- [What you will do]:
Identify each line below that contains the word "ffffff", and copy it out.

(Given records)

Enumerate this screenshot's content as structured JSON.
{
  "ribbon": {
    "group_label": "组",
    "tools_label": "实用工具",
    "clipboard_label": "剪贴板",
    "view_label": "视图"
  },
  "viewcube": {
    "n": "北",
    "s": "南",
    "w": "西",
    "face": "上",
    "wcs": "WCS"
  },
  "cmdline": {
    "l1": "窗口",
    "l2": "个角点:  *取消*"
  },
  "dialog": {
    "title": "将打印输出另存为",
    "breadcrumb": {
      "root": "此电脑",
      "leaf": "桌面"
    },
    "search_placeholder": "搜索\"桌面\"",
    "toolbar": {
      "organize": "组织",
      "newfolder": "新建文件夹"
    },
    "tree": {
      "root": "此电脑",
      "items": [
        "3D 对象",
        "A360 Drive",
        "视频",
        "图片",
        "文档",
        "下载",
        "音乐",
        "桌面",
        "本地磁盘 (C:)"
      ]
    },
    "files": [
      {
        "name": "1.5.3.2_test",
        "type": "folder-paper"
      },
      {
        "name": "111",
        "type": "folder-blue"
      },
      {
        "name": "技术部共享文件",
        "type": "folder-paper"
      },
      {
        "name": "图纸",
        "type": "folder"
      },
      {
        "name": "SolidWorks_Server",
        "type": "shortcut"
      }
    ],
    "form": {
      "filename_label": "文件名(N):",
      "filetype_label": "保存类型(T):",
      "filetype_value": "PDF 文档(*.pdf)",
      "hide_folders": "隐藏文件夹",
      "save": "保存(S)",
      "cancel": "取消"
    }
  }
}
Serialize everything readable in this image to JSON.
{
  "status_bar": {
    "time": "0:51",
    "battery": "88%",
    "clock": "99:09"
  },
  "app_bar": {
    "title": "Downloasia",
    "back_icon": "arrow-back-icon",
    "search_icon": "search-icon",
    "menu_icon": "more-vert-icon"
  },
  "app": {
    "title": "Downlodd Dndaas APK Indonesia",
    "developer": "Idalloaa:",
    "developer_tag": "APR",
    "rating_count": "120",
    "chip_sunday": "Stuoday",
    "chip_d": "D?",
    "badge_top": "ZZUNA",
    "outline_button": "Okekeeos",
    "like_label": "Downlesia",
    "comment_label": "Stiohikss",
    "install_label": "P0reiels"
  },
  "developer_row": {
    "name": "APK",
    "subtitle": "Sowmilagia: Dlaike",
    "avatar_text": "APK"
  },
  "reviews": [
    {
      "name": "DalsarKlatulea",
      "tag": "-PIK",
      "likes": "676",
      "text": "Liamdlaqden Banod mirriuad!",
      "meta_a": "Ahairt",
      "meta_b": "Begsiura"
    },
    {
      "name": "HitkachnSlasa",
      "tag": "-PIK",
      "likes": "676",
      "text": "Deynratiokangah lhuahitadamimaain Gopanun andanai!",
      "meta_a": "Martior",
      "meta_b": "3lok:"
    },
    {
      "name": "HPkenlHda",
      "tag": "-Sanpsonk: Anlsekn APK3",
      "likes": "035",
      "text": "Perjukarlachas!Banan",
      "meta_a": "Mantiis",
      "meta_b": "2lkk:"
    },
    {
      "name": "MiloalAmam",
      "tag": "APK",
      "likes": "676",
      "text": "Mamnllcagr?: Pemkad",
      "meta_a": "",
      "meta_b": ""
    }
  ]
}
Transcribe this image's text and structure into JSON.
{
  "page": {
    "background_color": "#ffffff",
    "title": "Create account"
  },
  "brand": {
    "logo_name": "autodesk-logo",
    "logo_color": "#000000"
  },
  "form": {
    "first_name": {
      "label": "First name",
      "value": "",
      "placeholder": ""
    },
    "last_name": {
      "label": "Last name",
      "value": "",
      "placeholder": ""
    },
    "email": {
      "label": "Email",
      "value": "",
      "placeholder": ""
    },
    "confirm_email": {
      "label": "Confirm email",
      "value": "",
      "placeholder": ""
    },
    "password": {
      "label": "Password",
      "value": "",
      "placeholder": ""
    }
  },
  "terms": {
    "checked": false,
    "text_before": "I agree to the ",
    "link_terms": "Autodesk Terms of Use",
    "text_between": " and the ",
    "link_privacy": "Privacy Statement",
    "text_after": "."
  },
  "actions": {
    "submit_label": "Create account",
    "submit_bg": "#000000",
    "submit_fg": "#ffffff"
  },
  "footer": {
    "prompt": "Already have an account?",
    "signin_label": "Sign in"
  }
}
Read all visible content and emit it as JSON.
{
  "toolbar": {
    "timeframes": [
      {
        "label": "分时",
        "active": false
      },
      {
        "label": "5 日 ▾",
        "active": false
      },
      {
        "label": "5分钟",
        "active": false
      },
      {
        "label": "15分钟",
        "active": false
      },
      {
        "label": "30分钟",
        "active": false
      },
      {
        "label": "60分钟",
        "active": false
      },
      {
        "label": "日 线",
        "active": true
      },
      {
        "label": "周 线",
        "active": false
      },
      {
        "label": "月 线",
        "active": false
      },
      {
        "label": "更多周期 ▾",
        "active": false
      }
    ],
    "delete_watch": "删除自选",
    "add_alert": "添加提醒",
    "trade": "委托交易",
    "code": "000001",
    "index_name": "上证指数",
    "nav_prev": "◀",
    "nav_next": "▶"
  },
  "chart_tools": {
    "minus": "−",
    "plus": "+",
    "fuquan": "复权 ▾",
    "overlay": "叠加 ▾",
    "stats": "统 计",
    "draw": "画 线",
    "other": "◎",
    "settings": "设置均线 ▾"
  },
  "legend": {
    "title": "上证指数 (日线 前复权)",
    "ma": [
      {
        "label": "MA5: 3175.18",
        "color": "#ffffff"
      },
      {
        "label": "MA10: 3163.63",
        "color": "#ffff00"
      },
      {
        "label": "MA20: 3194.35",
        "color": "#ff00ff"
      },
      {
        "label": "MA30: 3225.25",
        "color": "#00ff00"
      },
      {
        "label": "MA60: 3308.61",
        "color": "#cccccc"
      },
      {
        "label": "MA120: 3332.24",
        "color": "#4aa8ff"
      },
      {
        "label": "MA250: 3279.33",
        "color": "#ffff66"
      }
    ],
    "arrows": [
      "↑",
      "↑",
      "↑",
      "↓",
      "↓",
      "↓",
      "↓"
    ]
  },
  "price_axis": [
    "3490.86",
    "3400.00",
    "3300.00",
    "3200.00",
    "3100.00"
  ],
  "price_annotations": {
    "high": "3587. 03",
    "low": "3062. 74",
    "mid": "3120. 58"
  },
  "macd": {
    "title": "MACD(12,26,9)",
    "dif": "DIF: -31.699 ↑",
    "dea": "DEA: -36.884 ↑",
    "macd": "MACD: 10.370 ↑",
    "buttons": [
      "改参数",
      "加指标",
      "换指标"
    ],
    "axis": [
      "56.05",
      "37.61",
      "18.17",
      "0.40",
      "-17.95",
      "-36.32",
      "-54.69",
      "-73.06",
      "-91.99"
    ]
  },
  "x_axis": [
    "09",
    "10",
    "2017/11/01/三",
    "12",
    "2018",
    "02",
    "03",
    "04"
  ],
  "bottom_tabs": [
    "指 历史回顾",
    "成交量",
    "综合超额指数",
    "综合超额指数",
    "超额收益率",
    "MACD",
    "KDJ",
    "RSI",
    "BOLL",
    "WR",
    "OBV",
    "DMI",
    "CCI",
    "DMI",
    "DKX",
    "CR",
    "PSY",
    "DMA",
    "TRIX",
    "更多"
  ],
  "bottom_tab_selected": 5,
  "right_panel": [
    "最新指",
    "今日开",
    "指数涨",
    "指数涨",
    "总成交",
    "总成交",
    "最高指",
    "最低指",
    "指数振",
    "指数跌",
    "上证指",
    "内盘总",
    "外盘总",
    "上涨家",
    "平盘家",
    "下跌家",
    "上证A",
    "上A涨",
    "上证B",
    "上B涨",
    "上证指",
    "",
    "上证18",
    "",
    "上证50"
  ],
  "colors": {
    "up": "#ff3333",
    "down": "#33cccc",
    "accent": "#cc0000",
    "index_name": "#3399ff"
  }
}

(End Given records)

- [Answer space]:
    "background_color": "#ffffff",
    "submit_fg": "#ffffff"
        "color": "#ffffff"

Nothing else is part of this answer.